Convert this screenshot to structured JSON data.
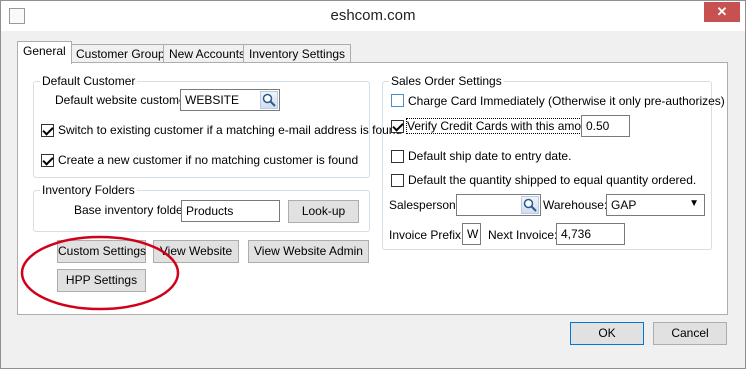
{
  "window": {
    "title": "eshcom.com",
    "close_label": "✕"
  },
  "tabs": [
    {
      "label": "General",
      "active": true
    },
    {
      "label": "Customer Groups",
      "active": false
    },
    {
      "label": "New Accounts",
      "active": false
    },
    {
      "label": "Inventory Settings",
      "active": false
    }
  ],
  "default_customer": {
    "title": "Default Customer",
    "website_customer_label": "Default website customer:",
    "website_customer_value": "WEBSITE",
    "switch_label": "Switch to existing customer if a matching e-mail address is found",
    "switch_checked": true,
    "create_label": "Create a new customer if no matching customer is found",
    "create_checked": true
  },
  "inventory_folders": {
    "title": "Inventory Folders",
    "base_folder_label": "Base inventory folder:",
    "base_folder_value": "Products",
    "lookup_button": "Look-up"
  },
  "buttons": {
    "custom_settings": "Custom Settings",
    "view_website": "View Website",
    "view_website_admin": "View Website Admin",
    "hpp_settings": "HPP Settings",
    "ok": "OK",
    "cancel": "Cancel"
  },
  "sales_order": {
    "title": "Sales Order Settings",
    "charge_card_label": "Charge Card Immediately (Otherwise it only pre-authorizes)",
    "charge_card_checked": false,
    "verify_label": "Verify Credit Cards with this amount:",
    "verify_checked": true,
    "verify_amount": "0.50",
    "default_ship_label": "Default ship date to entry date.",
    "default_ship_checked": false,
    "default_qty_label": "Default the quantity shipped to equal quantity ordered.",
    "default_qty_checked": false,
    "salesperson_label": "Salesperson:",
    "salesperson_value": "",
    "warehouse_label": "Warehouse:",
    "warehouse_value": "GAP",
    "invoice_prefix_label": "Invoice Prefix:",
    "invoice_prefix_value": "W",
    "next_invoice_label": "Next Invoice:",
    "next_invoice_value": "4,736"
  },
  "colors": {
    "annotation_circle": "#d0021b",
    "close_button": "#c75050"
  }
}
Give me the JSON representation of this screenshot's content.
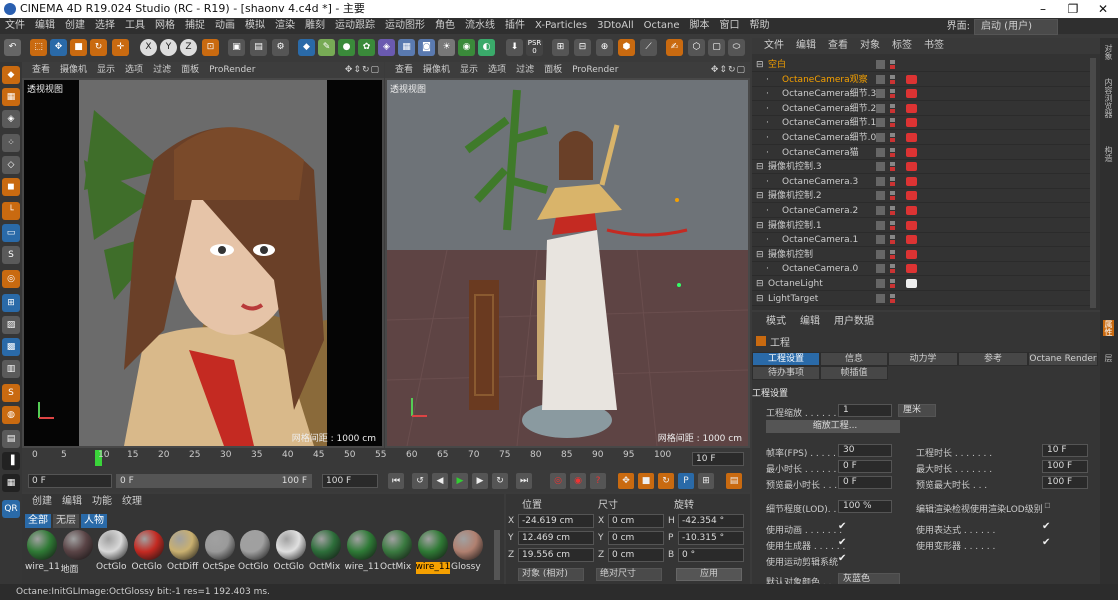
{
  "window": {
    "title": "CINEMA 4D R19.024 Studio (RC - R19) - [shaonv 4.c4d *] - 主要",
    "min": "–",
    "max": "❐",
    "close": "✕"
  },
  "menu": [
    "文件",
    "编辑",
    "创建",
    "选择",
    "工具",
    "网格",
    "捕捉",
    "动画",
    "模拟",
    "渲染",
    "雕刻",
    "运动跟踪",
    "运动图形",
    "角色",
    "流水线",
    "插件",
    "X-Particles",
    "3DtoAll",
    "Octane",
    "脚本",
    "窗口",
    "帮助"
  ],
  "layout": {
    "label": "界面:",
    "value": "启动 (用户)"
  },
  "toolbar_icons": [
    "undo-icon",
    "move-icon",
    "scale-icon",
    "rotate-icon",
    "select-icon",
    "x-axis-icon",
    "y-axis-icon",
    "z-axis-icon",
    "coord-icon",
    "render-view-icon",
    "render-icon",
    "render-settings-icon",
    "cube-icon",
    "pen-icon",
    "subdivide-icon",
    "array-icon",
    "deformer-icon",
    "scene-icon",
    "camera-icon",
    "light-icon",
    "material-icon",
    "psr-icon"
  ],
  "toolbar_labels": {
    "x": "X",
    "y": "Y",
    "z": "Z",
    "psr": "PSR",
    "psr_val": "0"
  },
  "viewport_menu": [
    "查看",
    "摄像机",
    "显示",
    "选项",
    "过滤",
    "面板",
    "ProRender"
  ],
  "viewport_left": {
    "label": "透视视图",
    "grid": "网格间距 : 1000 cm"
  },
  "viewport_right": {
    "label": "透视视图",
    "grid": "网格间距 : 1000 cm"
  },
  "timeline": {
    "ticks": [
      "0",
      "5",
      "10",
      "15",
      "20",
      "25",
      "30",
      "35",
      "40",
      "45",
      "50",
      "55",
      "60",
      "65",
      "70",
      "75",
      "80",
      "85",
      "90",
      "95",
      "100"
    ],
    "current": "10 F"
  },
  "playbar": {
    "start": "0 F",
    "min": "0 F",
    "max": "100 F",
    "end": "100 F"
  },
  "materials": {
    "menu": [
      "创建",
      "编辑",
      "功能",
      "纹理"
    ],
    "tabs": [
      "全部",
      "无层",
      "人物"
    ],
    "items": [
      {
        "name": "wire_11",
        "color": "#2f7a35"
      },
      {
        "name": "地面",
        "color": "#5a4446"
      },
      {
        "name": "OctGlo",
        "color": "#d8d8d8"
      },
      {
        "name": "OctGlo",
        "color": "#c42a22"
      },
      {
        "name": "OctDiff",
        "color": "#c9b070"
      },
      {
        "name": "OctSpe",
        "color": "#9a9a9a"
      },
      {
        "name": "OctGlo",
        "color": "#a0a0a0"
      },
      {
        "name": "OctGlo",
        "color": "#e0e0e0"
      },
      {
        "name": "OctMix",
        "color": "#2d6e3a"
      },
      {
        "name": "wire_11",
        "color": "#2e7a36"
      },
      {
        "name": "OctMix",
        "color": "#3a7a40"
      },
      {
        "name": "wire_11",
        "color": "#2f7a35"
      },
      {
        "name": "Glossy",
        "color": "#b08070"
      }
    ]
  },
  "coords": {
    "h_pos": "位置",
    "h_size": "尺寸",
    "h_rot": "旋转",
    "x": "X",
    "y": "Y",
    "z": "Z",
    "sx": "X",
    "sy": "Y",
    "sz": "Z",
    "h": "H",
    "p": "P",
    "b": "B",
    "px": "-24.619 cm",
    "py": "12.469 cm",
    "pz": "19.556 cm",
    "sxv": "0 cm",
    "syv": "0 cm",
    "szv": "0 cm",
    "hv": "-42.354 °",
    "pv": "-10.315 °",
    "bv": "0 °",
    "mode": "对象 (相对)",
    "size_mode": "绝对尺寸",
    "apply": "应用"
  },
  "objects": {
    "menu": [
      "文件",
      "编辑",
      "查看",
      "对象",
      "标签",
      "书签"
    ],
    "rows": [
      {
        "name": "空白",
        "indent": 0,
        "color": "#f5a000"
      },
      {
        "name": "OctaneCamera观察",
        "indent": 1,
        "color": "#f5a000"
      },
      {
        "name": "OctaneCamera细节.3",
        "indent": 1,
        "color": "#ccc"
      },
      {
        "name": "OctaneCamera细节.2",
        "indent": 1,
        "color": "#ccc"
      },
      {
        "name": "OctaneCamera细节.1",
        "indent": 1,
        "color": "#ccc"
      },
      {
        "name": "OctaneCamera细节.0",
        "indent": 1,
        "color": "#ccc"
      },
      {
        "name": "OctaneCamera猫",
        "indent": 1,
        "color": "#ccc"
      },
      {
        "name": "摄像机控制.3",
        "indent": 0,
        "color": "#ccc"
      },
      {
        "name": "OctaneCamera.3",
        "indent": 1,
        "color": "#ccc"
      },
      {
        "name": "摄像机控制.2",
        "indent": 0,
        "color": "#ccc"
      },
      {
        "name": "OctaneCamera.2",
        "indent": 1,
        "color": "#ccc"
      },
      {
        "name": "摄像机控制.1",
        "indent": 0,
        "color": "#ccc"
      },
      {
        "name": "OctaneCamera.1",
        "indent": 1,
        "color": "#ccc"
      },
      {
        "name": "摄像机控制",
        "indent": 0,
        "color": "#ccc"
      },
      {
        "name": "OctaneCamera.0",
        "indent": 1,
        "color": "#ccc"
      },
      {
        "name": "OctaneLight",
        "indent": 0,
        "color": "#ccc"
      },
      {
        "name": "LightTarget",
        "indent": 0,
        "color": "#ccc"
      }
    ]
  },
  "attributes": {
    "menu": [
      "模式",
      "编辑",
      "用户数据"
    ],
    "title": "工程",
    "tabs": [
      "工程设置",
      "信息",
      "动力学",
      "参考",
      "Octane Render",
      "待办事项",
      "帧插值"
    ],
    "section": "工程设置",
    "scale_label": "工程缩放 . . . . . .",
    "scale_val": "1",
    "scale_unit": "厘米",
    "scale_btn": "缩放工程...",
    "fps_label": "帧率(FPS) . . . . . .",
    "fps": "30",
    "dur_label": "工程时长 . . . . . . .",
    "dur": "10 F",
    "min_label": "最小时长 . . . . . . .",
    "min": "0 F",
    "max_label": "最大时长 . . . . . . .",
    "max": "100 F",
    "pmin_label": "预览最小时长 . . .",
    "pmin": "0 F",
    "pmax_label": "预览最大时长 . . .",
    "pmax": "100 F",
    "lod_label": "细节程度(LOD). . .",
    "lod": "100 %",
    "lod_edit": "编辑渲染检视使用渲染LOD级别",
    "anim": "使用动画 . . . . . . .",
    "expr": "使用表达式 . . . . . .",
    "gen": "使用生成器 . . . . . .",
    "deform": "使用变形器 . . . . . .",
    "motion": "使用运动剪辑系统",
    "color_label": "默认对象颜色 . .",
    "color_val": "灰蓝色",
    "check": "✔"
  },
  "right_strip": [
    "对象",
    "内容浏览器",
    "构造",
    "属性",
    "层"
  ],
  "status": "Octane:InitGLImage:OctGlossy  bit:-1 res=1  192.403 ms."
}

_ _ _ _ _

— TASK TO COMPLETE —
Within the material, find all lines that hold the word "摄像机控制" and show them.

— WRITTEN REPLY —
        "name": "摄像机控制.3",
        "name": "摄像机控制.2",
        "name": "摄像机控制.1",
        "name": "摄像机控制",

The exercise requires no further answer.